Archaeological work on Yoruba settlements has shown that the oldest cities may date back to around A.D. 800. This includes Ife, a city in South-West Nigeria of huge importance to the Yoruba. According to Yoruban religion, this is thought to have been the place of origin of the Yoruban people and their culture. Additionally, it was once a major political and artistic centre.
Despite being located on periphery of Yorubaland, Oyo is another crucial Yoruban city-state. Thought to have been founded sometime between the 10th – 14th centuries, it became a crucial trading centre, managing to expand all the way to the coast by the 1700’s.
Whilst Benin City – not to be confused with the Republic of Benin – is located to the South-East of Nigeria, tradition states that it was brought together with Ife and the other Yoruban states when a Benin princess married a king from Ife. Their son became the first king – known as an ‘Oba’ – of Benin, thus symbolising the control of Benin kingship by the Yoruba.
Contact by Europeans was first made by the Portuguese in 1472. Whilst this was initially for the purpose of trading commodities such as peppers and ivory, it was soon replaced by trade in slaves. The burgeoning slave trade was aided by the establishment of a number of ports in traditionally Yoruba areas, such as Lagos and Badagry.
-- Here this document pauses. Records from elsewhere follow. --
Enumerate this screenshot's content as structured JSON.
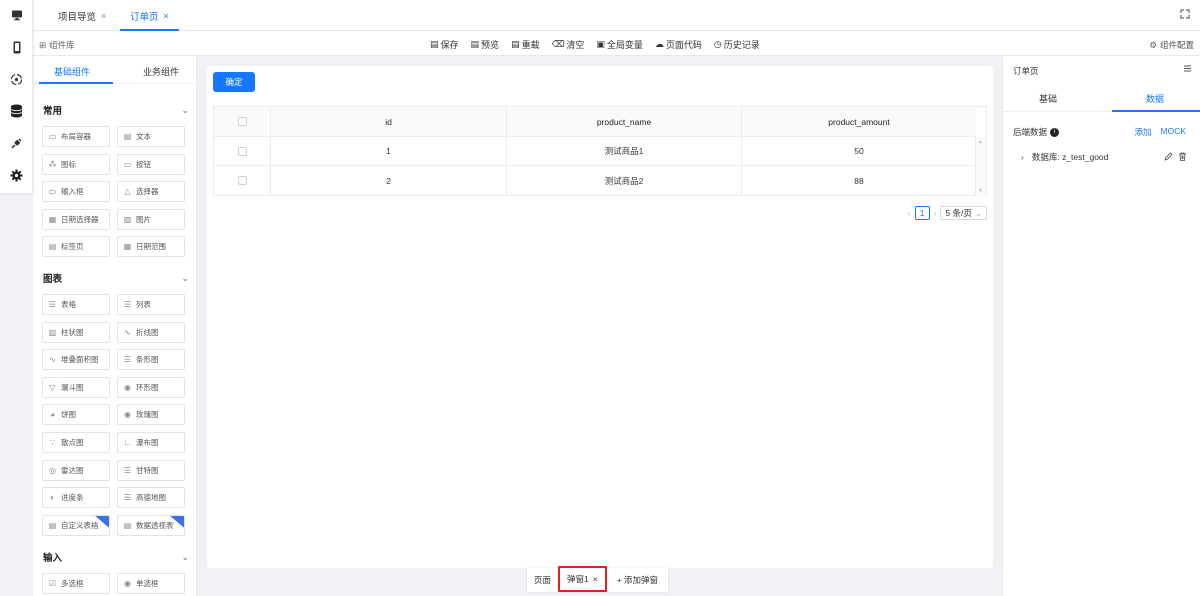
{
  "rail": {
    "items": [
      {
        "icon": "monitor-icon"
      },
      {
        "icon": "mobile-icon"
      },
      {
        "icon": "cycle-icon"
      },
      {
        "icon": "database-icon"
      },
      {
        "icon": "plug-icon"
      },
      {
        "icon": "gear-icon"
      }
    ]
  },
  "top_tabs": [
    {
      "label": "项目导览",
      "active": false
    },
    {
      "label": "订单页",
      "active": true
    }
  ],
  "toolbar": {
    "library_title": "组件库",
    "tools": [
      "保存",
      "预览",
      "重载",
      "清空",
      "全局变量",
      "页面代码",
      "历史记录"
    ],
    "component_config": "组件配置"
  },
  "left_panel": {
    "tabs": [
      "基础组件",
      "业务组件"
    ],
    "sections": [
      {
        "title": "常用",
        "items": [
          "布局容器",
          "文本",
          "图标",
          "按钮",
          "输入框",
          "选择器",
          "日期选择器",
          "图片",
          "标签页",
          "日期范围"
        ]
      },
      {
        "title": "图表",
        "items": [
          "表格",
          "列表",
          "柱状图",
          "折线图",
          "堆叠面积图",
          "条形图",
          "漏斗图",
          "环形图",
          "饼图",
          "玫瑰图",
          "散点图",
          "瀑布图",
          "雷达图",
          "甘特图",
          "进度条",
          "高德地图",
          "自定义表格",
          "数据透视表"
        ]
      },
      {
        "title": "输入",
        "items": [
          "多选框",
          "单选框"
        ]
      }
    ]
  },
  "canvas": {
    "confirm_label": "确定",
    "table": {
      "columns": [
        "id",
        "product_name",
        "product_amount"
      ],
      "rows": [
        [
          "1",
          "测试商品1",
          "50"
        ],
        [
          "2",
          "测试商品2",
          "88"
        ]
      ]
    },
    "pager": {
      "current": "1",
      "page_size": "5 条/页"
    }
  },
  "bottom_tabs": {
    "page": "页面",
    "popup": "弹窗1",
    "add": "+ 添加弹窗"
  },
  "right_panel": {
    "title": "订单页",
    "tabs": [
      "基础",
      "数据"
    ],
    "backend_label": "后端数据",
    "add_label": "添加",
    "mock_label": "MOCK",
    "db_label": "数据库: z_test_good"
  },
  "colors": {
    "accent": "#1677ff",
    "highlight_border": "#e02020"
  }
}
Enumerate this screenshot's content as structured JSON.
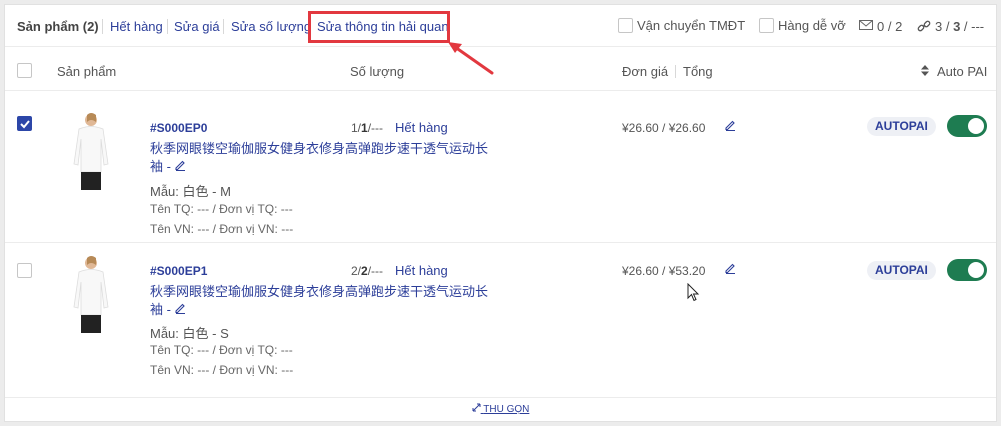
{
  "toolbar": {
    "title": "Sản phẩm (2)",
    "links": [
      "Hết hàng",
      "Sửa giá",
      "Sửa số lượng",
      "Sửa thông tin hải quan"
    ],
    "option_ecommerce": "Vận chuyển TMĐT",
    "option_fragile": "Hàng dễ vỡ",
    "message_count": "0 / 2",
    "link_count_a": "3 / ",
    "link_count_b": "3",
    "link_count_c": " / ---"
  },
  "table": {
    "headers": {
      "product": "Sản phẩm",
      "quantity": "Số lượng",
      "unit_price": "Đơn giá",
      "total": "Tổng",
      "autopai": "Auto PAI"
    }
  },
  "rows": [
    {
      "checked": true,
      "code": "#S000EP0",
      "qty_a": "1/",
      "qty_b": "1",
      "qty_c": "/---",
      "status": "Hết hàng",
      "name": "秋季网眼镂空瑜伽服女健身衣修身高弹跑步速干透气运动长袖 -",
      "variant": "Mẫu: 白色 - M",
      "cn_name": "Tên TQ: ---  /  Đơn vị TQ: ---",
      "vn_name": "Tên VN: ---  /  Đơn vị VN: ---",
      "price": "¥26.60 / ¥26.60",
      "badge": "AUTOPAI"
    },
    {
      "checked": false,
      "code": "#S000EP1",
      "qty_a": "2/",
      "qty_b": "2",
      "qty_c": "/---",
      "status": "Hết hàng",
      "name": "秋季网眼镂空瑜伽服女健身衣修身高弹跑步速干透气运动长袖 -",
      "variant": "Mẫu: 白色 - S",
      "cn_name": "Tên TQ: ---  /  Đơn vị TQ: ---",
      "vn_name": "Tên VN: ---  /  Đơn vị VN: ---",
      "price": "¥26.60 / ¥53.20",
      "badge": "AUTOPAI"
    }
  ],
  "footer": {
    "collapse_label": "THU GỌN"
  },
  "colors": {
    "accent": "#2c3e99",
    "highlight": "#e2383f",
    "toggle_on": "#1e7c51"
  }
}
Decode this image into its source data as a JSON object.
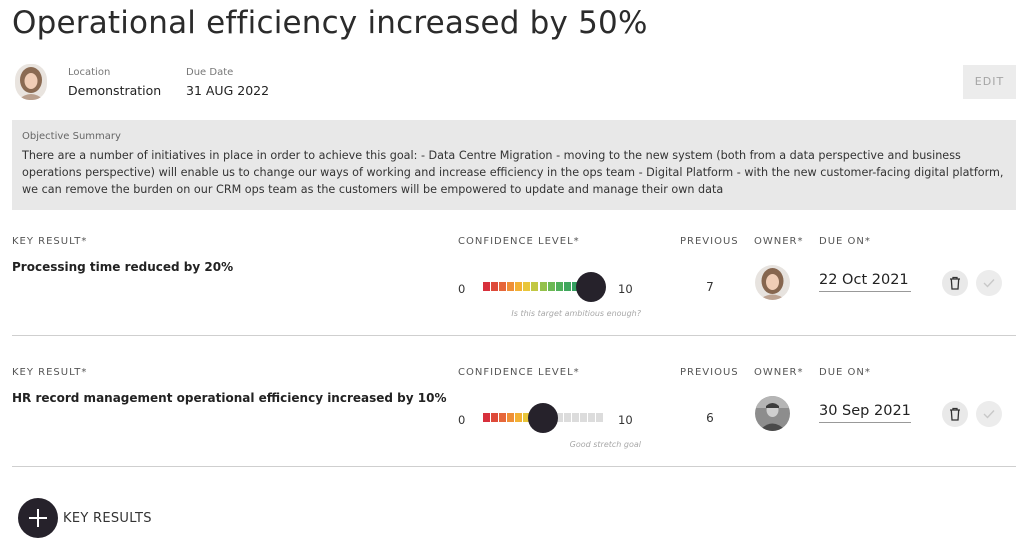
{
  "objective": {
    "title": "Operational efficiency increased by 50%",
    "location_label": "Location",
    "location_value": "Demonstration",
    "due_label": "Due Date",
    "due_value": "31 AUG 2022",
    "edit_label": "EDIT"
  },
  "summary": {
    "label": "Objective Summary",
    "text": "There are a number of initiatives in place in order to achieve this goal: - Data Centre Migration - moving to the new system (both from a data perspective and business operations perspective) will enable us to change our ways of working and increase efficiency in the ops team - Digital Platform - with the new customer-facing digital platform, we can remove the burden on our CRM ops team as the customers will be empowered to update and manage their own data"
  },
  "columns": {
    "key_result": "KEY RESULT*",
    "confidence": "CONFIDENCE LEVEL*",
    "previous": "PREVIOUS",
    "owner": "OWNER*",
    "due_on": "DUE ON*"
  },
  "key_results": [
    {
      "text": "Processing time reduced by 20%",
      "scale_min": "0",
      "scale_max": "10",
      "confidence": 9,
      "hint": "Is this target ambitious enough?",
      "previous": "7",
      "due_on": "22 Oct 2021",
      "owner_icon": "female-avatar"
    },
    {
      "text": "HR record management operational efficiency increased by 10%",
      "scale_min": "0",
      "scale_max": "10",
      "confidence": 5,
      "hint": "Good stretch goal",
      "previous": "6",
      "due_on": "30 Sep 2021",
      "owner_icon": "male-avatar-bw"
    }
  ],
  "add_button": {
    "label": "KEY RESULTS",
    "icon": "plus-icon"
  },
  "colors": {
    "accent_dark": "#26222b",
    "scale": [
      "#d7303c",
      "#de4a3a",
      "#e6673a",
      "#ef8f36",
      "#f3b134",
      "#e9c63a",
      "#c2c843",
      "#94c14b",
      "#6bb954",
      "#4fb05a",
      "#3fa75d",
      "#35a060",
      "#2e9a62",
      "#2a9563",
      "#279164"
    ],
    "scale_off": "#dcdcdc"
  }
}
The Atlantic slave trade, a crucial element in the so-called three-cornered trade between Europe, West Africa and the eastern seaboard of the Americas, flourished from around 1500 to 1800 and resulted in the forced migration of at least 11 million people. The removal of such a huge number of able-bodied people had catastrophic consequences on the cultural, political, and economic stability of West Africa. With regards to the Yoruba states, all were somehow involved and affected by the slave trade; states were either capturing slaves, dealing in slaves, suffering from the instability which resulted from slave-raiding or becoming debilitated by the reduction in productive population, both male and female, which slave-raiding brought about.
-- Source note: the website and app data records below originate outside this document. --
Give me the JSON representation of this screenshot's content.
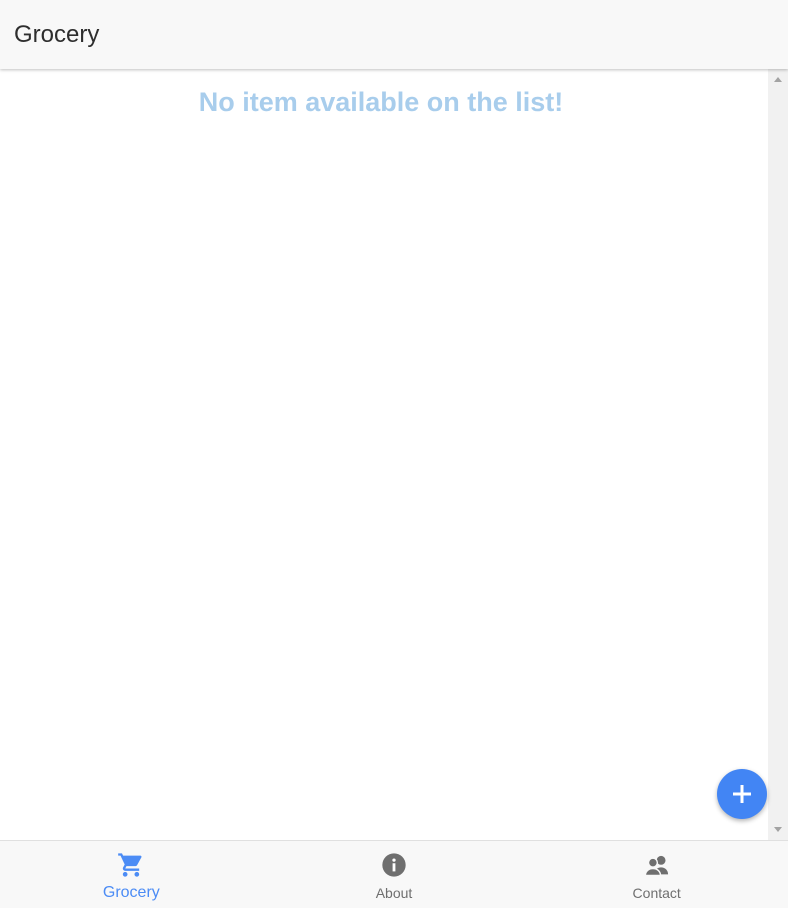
{
  "app_bar": {
    "title": "Grocery"
  },
  "content": {
    "empty_message": "No item available on the list!"
  },
  "fab": {
    "icon": "plus-icon"
  },
  "bottom_nav": {
    "items": [
      {
        "label": "Grocery",
        "icon": "cart-icon",
        "active": true
      },
      {
        "label": "About",
        "icon": "info-icon",
        "active": false
      },
      {
        "label": "Contact",
        "icon": "people-icon",
        "active": false
      }
    ]
  },
  "colors": {
    "accent": "#4285f4",
    "active_nav": "#4c8cf5",
    "empty_message": "#a8cdec",
    "inactive_icon": "#6f6f6f"
  }
}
Like much of Africa, the Yoruba continued to suffer the hugely detrimental effects of European contact into the 19th century, when their states were divided during Europe’s ‘Scramble for Africa.’ In the case of the Yoruba, it was British and French colonialists who took over their lands.